This year, though, there is no such consensus at the top of the draft. The Rams may not be able to collect the bounty they received two years ago if not everyone is convinced that someone like Texas A&M quarterback Johnny Manziel, Louisville signal-caller Teddy Bridgewater or South Carolina defensive end Jadeveon Clowney is worth the price.
"I think sitting at two, this is gonna be a little bit different than the last one," Snead said at the scouting combine in February. "When we went out to Indy the last time, it seemed like everyone knew who pick one was gonna be (Andrew Luck). And probably what pick two was gonna be (RGIII). I'm not sure we're gonna leave Indy and know who pick one is gonna be."
At this rate, we may not know who the first pick will be until we get to Radio City Music Hall for the draft.
The ripple effects of the extra depth could be felt in other areas of the draft besides the first round, depending on how teams feel about the depth in the middle rounds.
Where things could get very interesting is when we begin including picks in next year's draft. With so much talent available in 2014, teams could be thinking about forfeiting 2015's draft picks to add more this year.
Will organizations be willing to give up picks in such a deep draft?
Maybe a team like the San Diego Chargers, who currently have just six picks in 2015, might want to add to their draft currency next year. Perhaps a team like the New York Jets—who are tied with the Rams for a league-most 12 selections in 2014—would be interested in creating more flexibility for 2015.
|Most picks in 2014||Picks in 2014||Picks in 2015|
|New York Jets||12||7|
|St. Louis Rams||12||7|
|San Francisco 49ers||11||7|
|Fewest picks in 2015||Picks in 2014||Picks in 2015|
|New England Patriots||8||6|
|San Diego Chargers||7||6|
In that sense, we may get an idea of how teams feel about the depth in next year's draft based on which teams load up for next season and which mortgage the 2015 draft to add talent now.
Another thing to consider: Teams that are in tight salary-cap constraints, which were priced out of adding top-notch talent through free agency.
The Dallas Cowboys always come to mind as a team that would be willing to move up the board to grab a talented player they covet. After spending just $11.8 million total and $1.865 million guaranteed this offseason, according to Spotrac.com, Jerry Jones could be itching to add talent.
With the rookie wage scale in place, it doesn't make sense for a team to try to acquire more picks in hopes of paying the cheaper price for the players they select, since the difference is not what it used to be. Still, from a salary-cap perspective, moving up the draft board is easier and more sensible than ever.

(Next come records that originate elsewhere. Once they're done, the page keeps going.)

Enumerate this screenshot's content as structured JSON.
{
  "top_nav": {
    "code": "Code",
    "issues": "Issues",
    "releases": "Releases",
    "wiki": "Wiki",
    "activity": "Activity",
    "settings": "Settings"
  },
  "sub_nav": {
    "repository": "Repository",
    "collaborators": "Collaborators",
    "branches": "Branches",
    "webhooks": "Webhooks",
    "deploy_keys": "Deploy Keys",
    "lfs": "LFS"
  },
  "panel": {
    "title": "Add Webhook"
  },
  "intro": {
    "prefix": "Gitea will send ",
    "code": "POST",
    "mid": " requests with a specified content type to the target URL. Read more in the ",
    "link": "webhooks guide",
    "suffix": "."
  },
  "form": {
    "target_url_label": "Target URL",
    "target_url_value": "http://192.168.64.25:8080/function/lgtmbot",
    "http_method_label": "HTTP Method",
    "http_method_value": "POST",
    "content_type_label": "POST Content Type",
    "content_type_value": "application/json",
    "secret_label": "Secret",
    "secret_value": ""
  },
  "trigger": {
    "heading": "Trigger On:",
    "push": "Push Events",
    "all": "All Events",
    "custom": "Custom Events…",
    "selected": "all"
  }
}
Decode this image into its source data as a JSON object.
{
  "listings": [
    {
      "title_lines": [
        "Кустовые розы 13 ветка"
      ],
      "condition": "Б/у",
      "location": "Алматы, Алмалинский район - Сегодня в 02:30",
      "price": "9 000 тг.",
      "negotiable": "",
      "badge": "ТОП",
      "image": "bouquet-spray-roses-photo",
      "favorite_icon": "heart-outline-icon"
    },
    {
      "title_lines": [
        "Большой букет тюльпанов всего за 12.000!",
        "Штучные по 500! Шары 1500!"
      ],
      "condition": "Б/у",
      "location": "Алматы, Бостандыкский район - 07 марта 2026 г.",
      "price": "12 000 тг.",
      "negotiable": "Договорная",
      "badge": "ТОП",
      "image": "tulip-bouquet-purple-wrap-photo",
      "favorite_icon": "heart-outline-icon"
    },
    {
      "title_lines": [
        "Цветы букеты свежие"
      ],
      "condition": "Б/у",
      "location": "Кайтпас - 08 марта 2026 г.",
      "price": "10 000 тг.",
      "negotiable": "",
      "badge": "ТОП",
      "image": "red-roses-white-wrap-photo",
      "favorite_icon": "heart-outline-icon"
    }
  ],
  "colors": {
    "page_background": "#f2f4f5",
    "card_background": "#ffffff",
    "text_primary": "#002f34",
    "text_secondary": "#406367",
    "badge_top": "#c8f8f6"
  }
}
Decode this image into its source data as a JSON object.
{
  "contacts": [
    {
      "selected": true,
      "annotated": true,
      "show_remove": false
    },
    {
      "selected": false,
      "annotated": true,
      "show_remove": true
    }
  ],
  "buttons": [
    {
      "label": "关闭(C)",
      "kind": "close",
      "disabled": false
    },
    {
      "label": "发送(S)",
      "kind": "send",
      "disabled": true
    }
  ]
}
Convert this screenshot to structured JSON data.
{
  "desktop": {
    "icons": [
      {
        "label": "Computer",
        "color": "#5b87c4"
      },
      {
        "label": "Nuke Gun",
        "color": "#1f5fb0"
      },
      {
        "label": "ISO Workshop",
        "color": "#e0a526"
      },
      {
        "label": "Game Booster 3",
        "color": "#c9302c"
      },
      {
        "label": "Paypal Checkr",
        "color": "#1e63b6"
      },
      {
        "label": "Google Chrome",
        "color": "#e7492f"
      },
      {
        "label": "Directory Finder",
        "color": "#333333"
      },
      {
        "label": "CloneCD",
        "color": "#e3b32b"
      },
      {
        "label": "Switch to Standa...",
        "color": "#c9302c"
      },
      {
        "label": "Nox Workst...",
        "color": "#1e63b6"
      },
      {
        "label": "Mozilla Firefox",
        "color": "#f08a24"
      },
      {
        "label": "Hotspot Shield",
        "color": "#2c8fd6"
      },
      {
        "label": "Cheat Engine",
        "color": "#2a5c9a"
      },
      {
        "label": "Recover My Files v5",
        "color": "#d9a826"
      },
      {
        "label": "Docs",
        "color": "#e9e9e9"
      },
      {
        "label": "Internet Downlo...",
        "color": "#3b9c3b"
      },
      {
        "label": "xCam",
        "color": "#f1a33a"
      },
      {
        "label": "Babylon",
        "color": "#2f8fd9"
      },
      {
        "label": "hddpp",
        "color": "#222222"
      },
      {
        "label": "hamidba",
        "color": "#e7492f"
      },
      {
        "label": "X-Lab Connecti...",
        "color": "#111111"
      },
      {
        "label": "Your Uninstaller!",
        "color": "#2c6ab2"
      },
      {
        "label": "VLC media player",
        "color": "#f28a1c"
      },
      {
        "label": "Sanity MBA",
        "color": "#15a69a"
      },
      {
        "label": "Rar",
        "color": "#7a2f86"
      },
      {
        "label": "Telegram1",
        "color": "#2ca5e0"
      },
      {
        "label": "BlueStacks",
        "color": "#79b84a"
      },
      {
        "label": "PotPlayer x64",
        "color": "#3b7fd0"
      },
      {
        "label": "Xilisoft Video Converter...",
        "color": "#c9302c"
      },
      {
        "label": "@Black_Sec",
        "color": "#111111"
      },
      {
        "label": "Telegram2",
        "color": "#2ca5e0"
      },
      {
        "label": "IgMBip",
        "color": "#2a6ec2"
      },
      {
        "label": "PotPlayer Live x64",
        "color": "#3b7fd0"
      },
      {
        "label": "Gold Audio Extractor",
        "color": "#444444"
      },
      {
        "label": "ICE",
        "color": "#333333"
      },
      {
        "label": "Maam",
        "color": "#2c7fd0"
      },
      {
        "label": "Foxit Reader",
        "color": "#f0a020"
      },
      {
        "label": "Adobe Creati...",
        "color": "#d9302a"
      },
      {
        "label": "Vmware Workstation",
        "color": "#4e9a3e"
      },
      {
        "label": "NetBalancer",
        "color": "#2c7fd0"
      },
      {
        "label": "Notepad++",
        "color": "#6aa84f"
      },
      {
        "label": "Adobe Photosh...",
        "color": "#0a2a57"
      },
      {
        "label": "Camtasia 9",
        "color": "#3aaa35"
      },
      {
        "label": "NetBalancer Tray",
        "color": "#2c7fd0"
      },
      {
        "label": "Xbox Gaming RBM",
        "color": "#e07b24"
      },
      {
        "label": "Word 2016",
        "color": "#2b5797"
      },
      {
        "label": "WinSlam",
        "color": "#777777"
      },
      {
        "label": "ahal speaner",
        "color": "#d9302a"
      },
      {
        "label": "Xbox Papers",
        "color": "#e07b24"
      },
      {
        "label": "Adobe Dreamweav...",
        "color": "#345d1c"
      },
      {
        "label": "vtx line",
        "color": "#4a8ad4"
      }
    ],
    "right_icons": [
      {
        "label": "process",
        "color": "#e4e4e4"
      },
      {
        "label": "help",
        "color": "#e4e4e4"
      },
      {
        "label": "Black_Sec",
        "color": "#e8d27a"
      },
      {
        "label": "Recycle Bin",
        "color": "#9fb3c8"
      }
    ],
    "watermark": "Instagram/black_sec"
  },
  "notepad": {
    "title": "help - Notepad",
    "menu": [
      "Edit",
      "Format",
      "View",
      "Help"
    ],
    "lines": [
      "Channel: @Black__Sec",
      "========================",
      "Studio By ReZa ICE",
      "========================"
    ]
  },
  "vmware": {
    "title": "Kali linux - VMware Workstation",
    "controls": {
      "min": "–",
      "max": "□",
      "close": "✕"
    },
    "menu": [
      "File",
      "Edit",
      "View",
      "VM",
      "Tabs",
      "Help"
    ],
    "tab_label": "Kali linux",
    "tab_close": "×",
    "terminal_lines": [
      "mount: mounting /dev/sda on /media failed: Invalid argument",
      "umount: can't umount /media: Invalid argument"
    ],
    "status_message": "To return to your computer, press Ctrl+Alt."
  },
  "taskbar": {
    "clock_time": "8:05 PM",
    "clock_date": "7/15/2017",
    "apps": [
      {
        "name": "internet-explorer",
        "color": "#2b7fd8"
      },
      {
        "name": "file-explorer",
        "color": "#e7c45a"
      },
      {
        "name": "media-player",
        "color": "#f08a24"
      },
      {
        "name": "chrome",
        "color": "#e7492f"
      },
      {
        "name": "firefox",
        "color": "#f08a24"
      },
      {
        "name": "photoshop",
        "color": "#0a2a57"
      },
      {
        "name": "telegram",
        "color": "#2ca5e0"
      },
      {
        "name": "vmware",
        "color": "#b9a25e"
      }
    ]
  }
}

There's nothing to suggest the rookie wage scale has had a big impact on the number of trades; over the past four years, the number of trades has bounced from the mid-20s to low-30s.
However, with draft analysts and GMs calling this one of the deepest drafts in recent memory, and with more underclassmen coming out for this year's draft than ever before, the trade market could take some unexpected turns on draft day.
Erik Frenz is also a Patriots/AFC East writer for Boston.com. Unless otherwise noted, all quotes obtained firsthand or via team news releases.